It could also be interpreted as a clever move by sections of the dominant class who, aware of the immense risks in maintaining the current status quo and in view of the obvious need for change, are getting ahead of events to prevent the left from winning the next elections and undertaking reforms than go much further than would be desirable for their interests.
Critics from within the establishment itself, and those on the left who agree with them, would then be shouting about how highly inconvenient it is having the extreme right-wing model that Uribe represents maintained.
They also talk about the urgent need to look for alternatives that would avoid a social explosion and satisfy the repeated demands from the popular sectors.
It can be supposed that the bourgeois sectors that are pushing for change would make the argument to their followers that not leading a reform project would result in a left-wing leadership with a good chance of channelling the discontent and winning the 2022 presidential elections.
The dominant class has to give its backing to this reformist alternative; or at least a majority and decisive proportion of the dominant class must do so.
To a large extent that will depend on the reform programme that is agreed and on the scope of the concessions that are made. There has been scarce mention of specific reforms but the presence of the FARC party at the side of former president Santos allows us to suppose that the programme of government proposed will include the fulfilment of the Peace Agreement signed in Havana.
What prospects does the implementation of this agreement have?
Advancing, for example in a rural reform, would mean affecting the system of large landholdings and large rural property ownership and generate, among other things, optimal conditions to bring about the end of the guerrilla groups that remain active.
Reforming the political system implies striking at the so-called traditional “political class” which takes advantage of all the benefits given to it by the primitive nature of the system, exclusionary, corrupt and violent (starting with the permanent abstention of over 50% of the electorate for more than half a century).
They would put up no small amount of opposition and only a government with sufficient room for manoeuvre would be able to turn this reform, which in fact means entering modernity, into reality.
Ending the so-called “war on drugs” through some form of legalisation, as has been done for example in Uruguay, Switzerland and Sweden, would render the presence of the DEA (US Drugs Enforcement Administration) completely unnecessary.
What would the embassy of long ago say?
These three reforms agreed with the FARC-EP by Santos himself are just one part of the measures to democratise and above all modernise the social order in Colombia.
They are measures that are in no way an assault on the capitalist system but against its current features, so alien to the so-called rule of law.
It is not by chance that the far-right (and to only a slightly lesser degree other groups on the right not signed up to Uribe’s principles) has always taken a very dim view of any hint of reform, however moderate.

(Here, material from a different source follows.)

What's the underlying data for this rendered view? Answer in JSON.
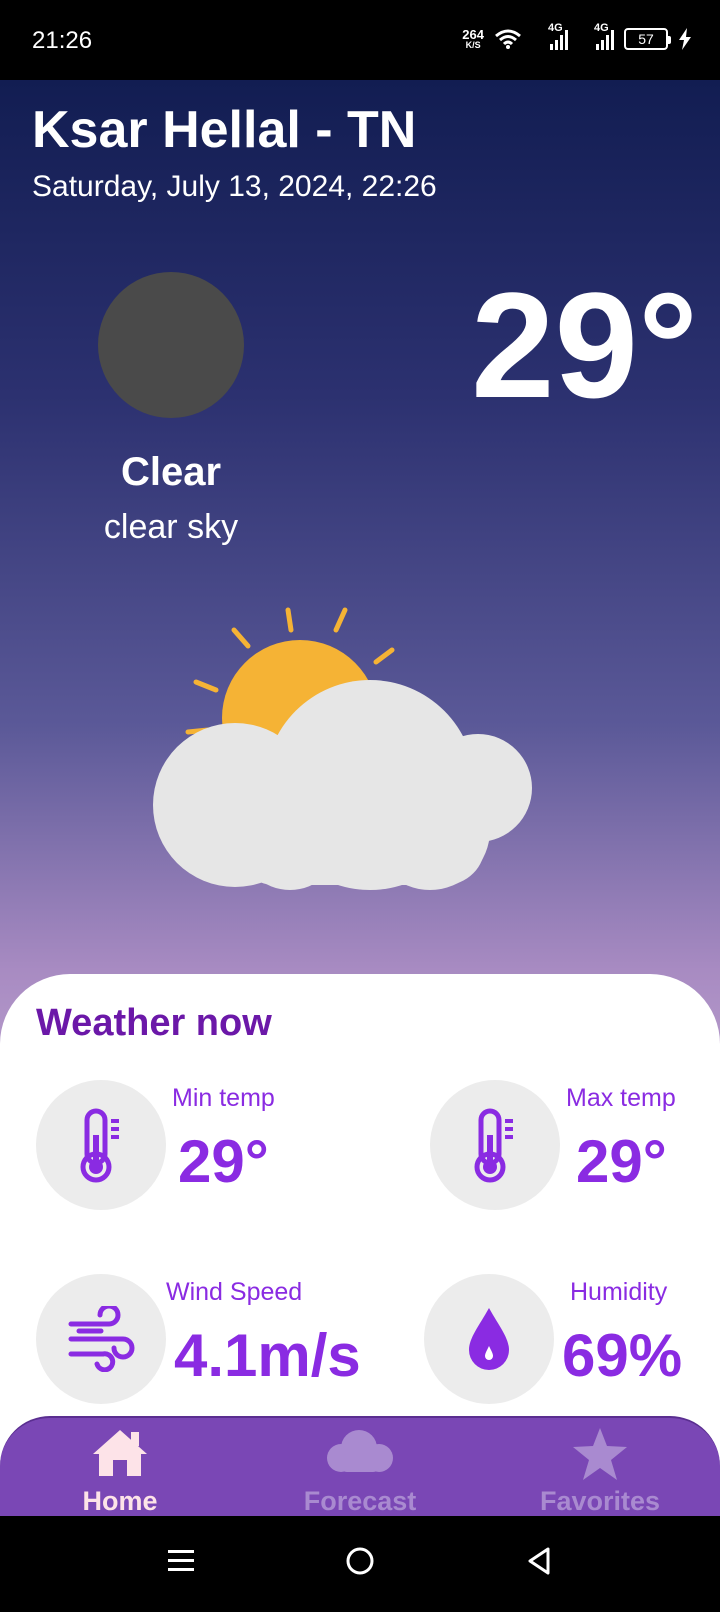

But the events that show the deep decay of practically all the country’s institutions would indicate to the clearer heads in the establishment that reform is essential and that it is better to lead it to avoid the process getting out of their control.

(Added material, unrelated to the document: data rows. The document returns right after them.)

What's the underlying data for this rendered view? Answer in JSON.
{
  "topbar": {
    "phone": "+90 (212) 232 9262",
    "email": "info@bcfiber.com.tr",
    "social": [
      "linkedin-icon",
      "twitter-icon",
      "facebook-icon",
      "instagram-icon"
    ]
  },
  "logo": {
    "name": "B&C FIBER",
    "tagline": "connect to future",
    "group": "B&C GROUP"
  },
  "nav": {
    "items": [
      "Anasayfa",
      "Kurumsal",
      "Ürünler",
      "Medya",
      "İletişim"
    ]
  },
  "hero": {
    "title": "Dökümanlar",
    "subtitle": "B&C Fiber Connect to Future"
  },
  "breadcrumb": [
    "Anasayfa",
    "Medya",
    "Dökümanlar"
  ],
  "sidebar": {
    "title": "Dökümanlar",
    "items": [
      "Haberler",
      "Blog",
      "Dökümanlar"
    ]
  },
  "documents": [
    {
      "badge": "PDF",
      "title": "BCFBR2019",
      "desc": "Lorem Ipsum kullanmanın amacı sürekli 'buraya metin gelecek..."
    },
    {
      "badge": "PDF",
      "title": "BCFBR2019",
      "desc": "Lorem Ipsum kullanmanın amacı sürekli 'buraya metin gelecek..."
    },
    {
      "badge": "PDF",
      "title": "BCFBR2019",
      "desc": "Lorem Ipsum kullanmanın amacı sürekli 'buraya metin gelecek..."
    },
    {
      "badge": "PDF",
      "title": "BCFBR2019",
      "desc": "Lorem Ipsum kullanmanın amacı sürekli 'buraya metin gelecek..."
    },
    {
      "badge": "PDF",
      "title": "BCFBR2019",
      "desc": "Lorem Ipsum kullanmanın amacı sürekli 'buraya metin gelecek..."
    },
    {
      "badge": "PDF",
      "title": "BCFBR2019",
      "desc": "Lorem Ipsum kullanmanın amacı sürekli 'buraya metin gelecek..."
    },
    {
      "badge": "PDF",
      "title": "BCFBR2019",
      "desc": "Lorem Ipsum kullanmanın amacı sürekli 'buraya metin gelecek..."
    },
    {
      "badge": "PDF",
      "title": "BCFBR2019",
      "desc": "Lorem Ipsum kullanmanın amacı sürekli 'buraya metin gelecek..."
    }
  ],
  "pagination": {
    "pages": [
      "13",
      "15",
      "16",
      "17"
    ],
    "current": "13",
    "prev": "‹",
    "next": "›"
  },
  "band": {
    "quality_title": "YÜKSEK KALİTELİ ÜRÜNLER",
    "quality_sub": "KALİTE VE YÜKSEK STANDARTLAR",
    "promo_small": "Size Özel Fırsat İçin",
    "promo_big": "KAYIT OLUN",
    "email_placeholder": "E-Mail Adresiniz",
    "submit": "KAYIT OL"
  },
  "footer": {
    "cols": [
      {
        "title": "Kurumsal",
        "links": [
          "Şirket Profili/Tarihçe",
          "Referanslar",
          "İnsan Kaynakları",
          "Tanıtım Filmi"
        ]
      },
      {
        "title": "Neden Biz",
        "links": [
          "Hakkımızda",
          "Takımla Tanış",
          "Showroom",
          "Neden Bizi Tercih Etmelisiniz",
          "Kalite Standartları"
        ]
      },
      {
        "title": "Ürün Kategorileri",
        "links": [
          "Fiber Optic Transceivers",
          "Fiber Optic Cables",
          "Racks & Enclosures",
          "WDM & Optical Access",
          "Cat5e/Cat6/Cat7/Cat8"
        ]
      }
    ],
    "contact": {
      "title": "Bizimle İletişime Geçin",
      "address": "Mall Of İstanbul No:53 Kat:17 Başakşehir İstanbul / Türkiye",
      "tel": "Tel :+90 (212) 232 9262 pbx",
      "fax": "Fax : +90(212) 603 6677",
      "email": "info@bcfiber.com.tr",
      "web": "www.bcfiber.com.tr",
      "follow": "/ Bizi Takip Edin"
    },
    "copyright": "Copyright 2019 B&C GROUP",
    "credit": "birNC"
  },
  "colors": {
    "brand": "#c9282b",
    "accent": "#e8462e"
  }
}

The far-right’s current proposals, which have an obvious tone of creole fascism, will only stir things up and a military intervention of a much more direct nature than the current one to “ensure order”, as Uribe is asking for from his comfortable prison, must not be ruled out.
The left, which has declared itself in favour of the proposal by former president Santos and his allies, would have to assess the situation and proceed accordingly.
Indeed, if a balance of power is created that makes it possible to agree with the bourgeois reformers and their allies measures that satisfy the popular demands, the left should participate actively and play a decisive role.
If, on the other hand, the assessment leads it to the conclusion that the level of political consciousness and of organisation is still not enough to give sufficient momentum to that alliance, the left will have no alternative but to support Santos seeking to advance everything possible and avoid the triumph of the far-right.
If the rest of the left rejects the call of Santos and his allies and decides to move forward alone concluding that its own forces will be sufficient, or could become so, to impose its own programme to win the 2022 elections, it would have to drive its strategy on its own. As it did in the last elections.
Would that lead the reformists to opt for the far-right to avoid a popular triumph as happened in 2018 against Petro’s leftist movement?
It shouldn’t be forgotten either that there is a central element that sits atop the whole debate: the role of the armed forces.
It is hardly mentioned but without the support of the military rank-and-file putting an end to, for example, paramilitarism (an indispensable weapon for the dominance of the far-right) is little more than a dream.
How to negotiate with that force is one of the major challenges of the political process in Colombia for those who seek to reach a modern and above all civilised order.